_How to complete this task_: In the records below, find the lines that include "title" and copy each.

#### Material supplied ####

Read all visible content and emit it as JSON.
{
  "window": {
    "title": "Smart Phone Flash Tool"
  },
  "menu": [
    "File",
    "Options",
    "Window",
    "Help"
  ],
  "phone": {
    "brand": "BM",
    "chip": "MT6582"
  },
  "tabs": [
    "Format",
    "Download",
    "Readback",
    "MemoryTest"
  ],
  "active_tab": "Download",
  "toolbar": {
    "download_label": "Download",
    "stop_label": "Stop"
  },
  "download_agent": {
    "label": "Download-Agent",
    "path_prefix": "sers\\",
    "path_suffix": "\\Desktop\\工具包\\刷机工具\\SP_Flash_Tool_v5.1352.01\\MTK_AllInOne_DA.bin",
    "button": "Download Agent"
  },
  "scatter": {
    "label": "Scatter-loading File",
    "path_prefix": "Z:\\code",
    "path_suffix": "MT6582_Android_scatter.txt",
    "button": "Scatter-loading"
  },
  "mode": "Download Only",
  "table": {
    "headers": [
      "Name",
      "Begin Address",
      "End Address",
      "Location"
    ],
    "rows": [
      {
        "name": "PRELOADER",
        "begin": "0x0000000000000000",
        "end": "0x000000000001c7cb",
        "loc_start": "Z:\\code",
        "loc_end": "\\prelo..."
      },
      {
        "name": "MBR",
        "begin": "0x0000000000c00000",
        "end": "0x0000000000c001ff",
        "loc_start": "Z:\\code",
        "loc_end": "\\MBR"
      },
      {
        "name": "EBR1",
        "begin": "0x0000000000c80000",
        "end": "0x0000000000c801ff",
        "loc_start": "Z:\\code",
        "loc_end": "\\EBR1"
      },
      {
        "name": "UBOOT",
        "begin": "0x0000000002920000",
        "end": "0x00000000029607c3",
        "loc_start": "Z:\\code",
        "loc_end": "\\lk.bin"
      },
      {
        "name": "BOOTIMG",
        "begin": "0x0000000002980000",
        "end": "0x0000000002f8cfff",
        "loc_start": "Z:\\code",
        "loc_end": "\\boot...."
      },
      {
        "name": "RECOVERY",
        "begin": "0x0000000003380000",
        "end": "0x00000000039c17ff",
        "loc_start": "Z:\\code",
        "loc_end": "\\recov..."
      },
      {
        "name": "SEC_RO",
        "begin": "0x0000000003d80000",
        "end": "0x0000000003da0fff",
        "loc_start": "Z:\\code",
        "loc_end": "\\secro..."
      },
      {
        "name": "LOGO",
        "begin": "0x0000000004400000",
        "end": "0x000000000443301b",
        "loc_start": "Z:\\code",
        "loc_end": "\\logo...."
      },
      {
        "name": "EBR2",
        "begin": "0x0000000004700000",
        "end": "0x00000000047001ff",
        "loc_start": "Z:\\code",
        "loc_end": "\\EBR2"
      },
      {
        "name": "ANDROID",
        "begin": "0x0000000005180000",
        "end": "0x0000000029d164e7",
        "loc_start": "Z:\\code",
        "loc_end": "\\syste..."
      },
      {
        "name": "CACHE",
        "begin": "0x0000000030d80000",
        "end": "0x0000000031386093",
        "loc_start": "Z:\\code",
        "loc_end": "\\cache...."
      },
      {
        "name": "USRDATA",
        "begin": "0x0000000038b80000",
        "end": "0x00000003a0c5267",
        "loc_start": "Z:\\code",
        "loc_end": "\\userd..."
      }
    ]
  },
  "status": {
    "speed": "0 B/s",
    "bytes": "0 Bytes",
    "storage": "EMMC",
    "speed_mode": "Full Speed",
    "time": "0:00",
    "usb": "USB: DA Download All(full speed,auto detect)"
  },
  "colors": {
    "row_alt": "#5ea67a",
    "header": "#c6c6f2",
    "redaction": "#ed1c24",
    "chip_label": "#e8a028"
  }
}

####
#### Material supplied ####

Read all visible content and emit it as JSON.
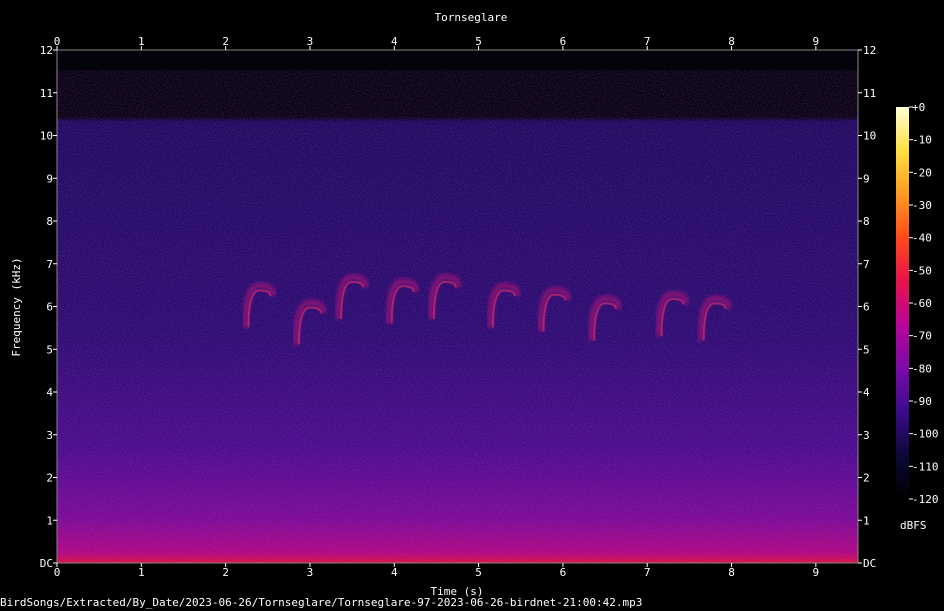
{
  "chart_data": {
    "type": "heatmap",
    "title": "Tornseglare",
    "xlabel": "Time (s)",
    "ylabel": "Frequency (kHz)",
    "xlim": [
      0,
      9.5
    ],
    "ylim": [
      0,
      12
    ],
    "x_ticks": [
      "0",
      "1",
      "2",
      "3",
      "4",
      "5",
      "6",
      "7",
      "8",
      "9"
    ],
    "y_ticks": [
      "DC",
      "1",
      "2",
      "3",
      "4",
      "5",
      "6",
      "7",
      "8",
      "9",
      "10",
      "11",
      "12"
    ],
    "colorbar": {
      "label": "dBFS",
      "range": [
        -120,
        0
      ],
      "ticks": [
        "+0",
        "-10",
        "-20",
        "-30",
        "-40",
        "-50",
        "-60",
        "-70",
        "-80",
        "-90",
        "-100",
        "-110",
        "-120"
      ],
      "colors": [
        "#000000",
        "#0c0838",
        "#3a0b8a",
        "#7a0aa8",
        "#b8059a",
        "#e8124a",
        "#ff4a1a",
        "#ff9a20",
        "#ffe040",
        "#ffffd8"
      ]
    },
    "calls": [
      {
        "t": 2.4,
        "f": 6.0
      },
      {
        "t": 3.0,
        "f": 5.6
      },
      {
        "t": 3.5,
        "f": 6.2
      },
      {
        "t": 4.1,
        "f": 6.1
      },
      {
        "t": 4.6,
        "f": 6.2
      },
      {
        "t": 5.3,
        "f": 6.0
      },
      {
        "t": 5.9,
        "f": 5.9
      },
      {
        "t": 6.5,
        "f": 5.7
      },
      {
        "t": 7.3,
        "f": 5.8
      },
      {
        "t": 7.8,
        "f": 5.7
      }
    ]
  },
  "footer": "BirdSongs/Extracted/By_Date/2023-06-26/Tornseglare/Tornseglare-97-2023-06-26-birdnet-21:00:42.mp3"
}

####

_Your response_:
    "title": "Smart Phone Flash Tool"
    "title": "Tornseglare",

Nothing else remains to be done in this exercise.